But--I'm hoping to interest the publishers in another project.


And the book is still available for ordering here:




Will "Revenge of the Sith" be any good?

From peoplesforum:

Do Not Resuscitate: You Can Get Your Hopes Up Very Slightly For Revenge of the Sith

Scott Von D: I could have seen it today, but didn't. Isn't that fascinating?

crabgrass: Seen what?

there are rumours that the saga will continue as a television series

Oh, let's not insult television...

crabgrass: Wasn't there supposed to be parts 7, 8 & 9 as well?

Oh, let's not--


Mark Holcomb on Gerardo de Leon

Village Voice's Mark Holcomb on Gerardo de Leon

He focuses on his exploitation films, of course (they're the only ones available).

But it's a good piece on those films, even if it does leave out Blood of the Vampires (Okay, correction--he calls it Creatures of Evil. But the film's original title is supposed to be Dugo ng Vampira (Blood of the Vampire), not Ibulong Mo Sa Hangin (Whisper it to the Wind), which is a different film. Unless imdb is wrong. Which wouldn't be the first time). And I thought the one most significant contribution De Leon makes to Moreau lore with Terror is a Man is the suggestion, however subtle, that the creature is capable of love, and of acts of kindness. That wasn't in Wells' book.


Jeepers Creepers

Looked at Jeepers Creepers again, and well, I think it's the best American horror picture I've seen recently--which may reflect more on the quality of recent American horror than on the movie's actual virtues. Salva's Powder was an unappealing mess, a sentimental plea for tolerance that you can't help but feel is self-serving (and if you feel that, you can't help but note that the lead is not just pale and beautiful and half-nude much of the time, but also possesses supernatural powers).

Jeepers Creepers works because Salva takes the premise of Powder and flips it around: this time you feel he's the monster, and this portrait of a super-powered serial killer as sexual predator pretty much fits what little you know of Salva (filmmaker (with attendant powers) as convicted sexual predator, reformed (or so they say)). That a director is so willing to take his image and push it as far as it can go is as disturbing as it is effective.

And Salva pushes it pretty far: the opening sequence, revolving around a huge pipe diving deep into the ground, with unspeakable smells emanating from it (Got it? Got it?) and unspeakable secrets lying at the other end of it; the use of beautiful young men to play the Creeper's victims; the occasionally breathtaking image (the shot of the Creeper carrying away his victim in the light of the full moon); the final scene (SPOILER), with its metaphor for anal rape pushed to an extreme (the rapist has literally gotten inside your skin, and done so with much screaming and agony).
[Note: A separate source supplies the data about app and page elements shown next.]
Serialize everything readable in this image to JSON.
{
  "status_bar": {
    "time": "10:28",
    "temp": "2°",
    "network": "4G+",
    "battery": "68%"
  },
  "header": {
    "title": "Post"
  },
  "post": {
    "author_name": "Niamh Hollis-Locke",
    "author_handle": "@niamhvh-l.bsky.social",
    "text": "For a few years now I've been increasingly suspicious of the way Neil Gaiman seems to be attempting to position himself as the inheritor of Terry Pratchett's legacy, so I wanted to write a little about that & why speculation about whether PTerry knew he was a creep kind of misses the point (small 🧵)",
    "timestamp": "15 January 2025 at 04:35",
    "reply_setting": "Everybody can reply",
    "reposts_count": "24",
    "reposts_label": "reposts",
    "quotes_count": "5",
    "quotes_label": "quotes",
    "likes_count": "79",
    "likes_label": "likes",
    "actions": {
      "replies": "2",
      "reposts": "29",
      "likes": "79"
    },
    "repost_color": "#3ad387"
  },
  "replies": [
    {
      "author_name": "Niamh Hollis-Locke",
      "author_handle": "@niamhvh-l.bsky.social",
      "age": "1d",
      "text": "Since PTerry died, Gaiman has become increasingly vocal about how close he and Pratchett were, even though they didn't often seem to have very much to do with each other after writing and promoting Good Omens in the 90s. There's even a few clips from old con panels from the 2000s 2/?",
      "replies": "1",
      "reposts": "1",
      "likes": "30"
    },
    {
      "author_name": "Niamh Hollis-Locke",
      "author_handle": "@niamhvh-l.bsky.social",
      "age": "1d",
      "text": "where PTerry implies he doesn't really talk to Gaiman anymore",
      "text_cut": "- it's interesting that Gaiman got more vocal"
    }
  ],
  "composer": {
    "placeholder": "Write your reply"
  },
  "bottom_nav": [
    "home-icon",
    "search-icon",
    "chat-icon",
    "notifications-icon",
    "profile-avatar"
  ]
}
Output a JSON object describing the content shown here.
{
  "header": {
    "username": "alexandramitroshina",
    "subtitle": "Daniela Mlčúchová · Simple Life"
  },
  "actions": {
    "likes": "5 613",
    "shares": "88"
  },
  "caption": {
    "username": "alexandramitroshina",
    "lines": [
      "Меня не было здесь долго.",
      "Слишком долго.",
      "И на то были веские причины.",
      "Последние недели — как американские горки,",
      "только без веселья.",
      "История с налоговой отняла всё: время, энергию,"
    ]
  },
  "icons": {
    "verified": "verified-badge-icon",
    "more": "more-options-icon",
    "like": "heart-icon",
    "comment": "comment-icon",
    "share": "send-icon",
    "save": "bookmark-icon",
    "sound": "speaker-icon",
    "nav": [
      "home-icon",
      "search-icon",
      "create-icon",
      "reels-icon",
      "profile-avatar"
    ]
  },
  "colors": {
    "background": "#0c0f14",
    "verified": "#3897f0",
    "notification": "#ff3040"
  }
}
Perhaps what makes Salva really unsettling is that he is not without some talent, and here he is, indulging them and his obsessions for your pleasure and entertainment.


Lucas on Star Wars Episode 3

From peoplesforum:

Lucas Forced Himself To Write 'Episode III'

Hollywood mogul George Lucas struggled so much with writing the screenplay for final Star Wars installment Episode Iii - Revenge Of The Sith, he had to force himself to stick to a rigid working day as he sought inspiration. The hugely successful movie-maker, 60, took on the persona of a normal office worker as he sat at his desk for nine hours a day, five days a week - and he still only managed to produce five pages everyday. He says, "I am very diligent about writing. I go to work at 8.30am and leave at 6pm. I sit there with that page in front of me but I still can't write it. I do get it done, I actually write five pages a day. But I force myself - otherwise I would probably write a page a day."

Forty-five hours a week to produce crap.

Nope, writing dialogue this bad isn't easy; you have to work at it.